Problem details
Which lines of the data below include the string "Kijelző"? Return each of them.

┌─ Material provided

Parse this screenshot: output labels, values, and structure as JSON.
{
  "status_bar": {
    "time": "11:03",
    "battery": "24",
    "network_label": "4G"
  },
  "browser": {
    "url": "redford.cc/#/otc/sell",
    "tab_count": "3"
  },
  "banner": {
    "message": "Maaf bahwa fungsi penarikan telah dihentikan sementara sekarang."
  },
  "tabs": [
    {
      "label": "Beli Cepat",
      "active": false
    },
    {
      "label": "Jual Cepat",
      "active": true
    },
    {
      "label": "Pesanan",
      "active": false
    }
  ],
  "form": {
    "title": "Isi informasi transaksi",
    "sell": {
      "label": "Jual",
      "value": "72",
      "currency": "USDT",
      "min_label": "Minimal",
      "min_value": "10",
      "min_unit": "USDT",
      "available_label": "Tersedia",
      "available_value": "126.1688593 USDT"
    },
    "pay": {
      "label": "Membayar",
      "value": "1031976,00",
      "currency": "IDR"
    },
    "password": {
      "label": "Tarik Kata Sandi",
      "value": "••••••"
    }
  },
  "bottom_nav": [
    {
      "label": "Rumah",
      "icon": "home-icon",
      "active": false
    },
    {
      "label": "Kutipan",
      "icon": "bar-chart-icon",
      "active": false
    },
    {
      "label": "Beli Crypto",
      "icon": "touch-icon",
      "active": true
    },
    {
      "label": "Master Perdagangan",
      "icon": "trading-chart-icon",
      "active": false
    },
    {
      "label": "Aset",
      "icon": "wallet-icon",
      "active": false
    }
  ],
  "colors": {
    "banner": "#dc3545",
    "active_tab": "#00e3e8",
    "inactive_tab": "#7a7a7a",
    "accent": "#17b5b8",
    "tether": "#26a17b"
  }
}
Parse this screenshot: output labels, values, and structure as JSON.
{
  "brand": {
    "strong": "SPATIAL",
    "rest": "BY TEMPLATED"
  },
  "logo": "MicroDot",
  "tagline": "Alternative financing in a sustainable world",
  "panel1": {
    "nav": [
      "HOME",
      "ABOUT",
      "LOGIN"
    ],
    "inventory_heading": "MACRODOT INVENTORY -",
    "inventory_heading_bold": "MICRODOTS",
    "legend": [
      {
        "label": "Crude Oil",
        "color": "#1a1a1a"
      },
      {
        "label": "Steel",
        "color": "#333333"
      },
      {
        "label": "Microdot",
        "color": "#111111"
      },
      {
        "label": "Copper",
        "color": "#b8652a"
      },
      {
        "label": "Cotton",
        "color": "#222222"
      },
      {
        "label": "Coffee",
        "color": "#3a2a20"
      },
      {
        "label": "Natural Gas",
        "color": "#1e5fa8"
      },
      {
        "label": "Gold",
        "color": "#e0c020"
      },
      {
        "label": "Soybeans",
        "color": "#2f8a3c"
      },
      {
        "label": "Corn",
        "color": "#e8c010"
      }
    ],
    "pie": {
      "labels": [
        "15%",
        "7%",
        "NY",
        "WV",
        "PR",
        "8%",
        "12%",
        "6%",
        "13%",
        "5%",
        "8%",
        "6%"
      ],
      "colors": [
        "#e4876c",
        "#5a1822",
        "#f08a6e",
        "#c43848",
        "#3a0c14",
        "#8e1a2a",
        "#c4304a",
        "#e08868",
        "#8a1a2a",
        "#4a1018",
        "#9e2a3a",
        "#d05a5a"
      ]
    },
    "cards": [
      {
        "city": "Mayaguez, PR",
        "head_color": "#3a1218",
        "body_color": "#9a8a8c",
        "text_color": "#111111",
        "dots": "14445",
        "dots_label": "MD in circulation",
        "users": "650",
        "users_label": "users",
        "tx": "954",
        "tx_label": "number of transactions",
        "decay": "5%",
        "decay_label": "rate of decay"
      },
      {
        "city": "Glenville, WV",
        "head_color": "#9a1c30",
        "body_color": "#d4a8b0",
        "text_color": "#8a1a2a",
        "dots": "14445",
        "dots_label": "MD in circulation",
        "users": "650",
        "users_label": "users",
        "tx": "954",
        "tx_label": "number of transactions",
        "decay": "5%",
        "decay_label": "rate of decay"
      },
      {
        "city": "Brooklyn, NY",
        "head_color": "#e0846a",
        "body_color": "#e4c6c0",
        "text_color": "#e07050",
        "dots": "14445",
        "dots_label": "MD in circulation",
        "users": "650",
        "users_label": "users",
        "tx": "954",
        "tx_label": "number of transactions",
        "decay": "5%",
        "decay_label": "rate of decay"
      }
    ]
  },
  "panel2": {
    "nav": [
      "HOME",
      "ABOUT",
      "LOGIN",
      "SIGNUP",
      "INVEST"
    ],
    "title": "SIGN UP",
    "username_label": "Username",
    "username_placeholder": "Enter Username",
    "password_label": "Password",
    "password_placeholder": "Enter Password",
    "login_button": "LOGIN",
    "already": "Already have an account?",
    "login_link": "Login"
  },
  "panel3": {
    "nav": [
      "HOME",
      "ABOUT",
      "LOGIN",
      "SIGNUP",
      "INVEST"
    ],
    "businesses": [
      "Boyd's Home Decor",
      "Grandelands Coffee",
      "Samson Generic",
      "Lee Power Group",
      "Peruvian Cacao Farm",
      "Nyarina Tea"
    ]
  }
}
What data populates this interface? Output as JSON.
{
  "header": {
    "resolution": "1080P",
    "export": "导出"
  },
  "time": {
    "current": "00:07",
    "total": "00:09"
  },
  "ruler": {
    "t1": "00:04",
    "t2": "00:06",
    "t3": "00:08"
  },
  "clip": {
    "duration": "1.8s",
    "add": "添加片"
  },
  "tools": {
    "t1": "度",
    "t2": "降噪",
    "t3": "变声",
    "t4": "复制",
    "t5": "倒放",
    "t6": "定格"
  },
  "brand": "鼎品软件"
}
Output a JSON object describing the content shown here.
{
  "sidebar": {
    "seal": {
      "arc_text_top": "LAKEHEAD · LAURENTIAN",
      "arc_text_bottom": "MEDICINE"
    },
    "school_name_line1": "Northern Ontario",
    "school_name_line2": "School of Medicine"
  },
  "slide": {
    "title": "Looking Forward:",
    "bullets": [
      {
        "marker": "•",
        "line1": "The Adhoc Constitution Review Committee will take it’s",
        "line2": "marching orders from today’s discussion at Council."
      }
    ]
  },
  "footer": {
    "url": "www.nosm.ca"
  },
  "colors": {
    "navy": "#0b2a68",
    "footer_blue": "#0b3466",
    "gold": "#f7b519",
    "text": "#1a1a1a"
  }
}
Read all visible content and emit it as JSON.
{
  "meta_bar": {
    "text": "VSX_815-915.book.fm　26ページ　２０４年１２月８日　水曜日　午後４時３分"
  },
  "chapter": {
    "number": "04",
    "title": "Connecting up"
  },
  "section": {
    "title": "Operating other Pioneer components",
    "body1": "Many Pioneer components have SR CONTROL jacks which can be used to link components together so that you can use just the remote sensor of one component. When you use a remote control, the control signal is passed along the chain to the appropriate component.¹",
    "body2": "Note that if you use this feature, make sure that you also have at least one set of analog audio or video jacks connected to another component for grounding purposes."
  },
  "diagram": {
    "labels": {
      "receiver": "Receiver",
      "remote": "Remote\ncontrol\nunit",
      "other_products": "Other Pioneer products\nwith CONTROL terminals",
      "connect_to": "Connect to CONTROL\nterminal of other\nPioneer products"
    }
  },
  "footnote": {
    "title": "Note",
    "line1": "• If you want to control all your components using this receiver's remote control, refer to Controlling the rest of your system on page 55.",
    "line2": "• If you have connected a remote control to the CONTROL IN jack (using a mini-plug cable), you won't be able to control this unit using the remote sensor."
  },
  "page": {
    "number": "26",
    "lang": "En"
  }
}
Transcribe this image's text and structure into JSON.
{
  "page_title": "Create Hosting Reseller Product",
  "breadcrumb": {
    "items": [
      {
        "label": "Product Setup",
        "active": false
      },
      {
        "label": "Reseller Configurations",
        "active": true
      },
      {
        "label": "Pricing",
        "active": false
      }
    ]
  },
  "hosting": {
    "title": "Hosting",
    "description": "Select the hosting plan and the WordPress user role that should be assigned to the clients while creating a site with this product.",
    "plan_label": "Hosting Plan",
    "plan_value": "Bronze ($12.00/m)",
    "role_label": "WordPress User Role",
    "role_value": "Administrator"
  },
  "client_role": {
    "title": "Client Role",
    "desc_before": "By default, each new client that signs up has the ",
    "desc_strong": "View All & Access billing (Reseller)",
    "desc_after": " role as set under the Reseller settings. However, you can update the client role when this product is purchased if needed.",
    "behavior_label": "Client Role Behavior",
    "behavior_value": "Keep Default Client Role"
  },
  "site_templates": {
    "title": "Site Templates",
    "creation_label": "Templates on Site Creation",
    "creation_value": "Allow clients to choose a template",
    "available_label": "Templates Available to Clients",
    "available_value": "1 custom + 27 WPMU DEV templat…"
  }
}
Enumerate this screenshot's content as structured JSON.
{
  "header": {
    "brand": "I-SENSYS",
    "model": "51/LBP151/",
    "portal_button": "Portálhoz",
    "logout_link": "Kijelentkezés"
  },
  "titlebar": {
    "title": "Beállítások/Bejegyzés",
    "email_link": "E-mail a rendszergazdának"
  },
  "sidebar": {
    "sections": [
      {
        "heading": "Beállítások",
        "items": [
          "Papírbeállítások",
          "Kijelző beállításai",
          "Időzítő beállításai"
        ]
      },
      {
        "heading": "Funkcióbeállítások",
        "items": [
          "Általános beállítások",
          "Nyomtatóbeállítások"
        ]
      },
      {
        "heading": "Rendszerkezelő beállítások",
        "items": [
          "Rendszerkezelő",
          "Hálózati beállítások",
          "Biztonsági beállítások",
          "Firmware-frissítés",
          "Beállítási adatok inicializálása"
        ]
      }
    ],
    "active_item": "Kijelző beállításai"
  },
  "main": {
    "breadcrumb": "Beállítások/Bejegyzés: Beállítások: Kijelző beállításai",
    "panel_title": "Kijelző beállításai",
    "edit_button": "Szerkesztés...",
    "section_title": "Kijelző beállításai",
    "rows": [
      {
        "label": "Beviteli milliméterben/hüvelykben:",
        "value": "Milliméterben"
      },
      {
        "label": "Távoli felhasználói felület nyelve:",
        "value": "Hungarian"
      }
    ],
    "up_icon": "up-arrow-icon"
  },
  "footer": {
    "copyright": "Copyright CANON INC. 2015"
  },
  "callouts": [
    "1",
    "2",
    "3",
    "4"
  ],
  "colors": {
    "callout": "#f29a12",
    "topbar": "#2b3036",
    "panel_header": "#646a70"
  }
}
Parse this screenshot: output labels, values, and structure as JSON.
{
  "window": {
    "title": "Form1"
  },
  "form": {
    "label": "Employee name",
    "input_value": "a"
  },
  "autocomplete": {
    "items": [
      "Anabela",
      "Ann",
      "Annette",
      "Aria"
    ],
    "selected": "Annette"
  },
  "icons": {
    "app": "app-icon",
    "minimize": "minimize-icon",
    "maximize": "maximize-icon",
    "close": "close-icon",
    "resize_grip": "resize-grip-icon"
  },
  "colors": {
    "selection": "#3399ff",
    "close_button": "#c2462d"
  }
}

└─

Reply to the task
          "Kijelző beállításai",
    "active_item": "Kijelző beállításai"
    "breadcrumb": "Beállítások/Bejegyzés: Beállítások: Kijelző beállításai",
    "panel_title": "Kijelző beállításai",
    "section_title": "Kijelző beállításai",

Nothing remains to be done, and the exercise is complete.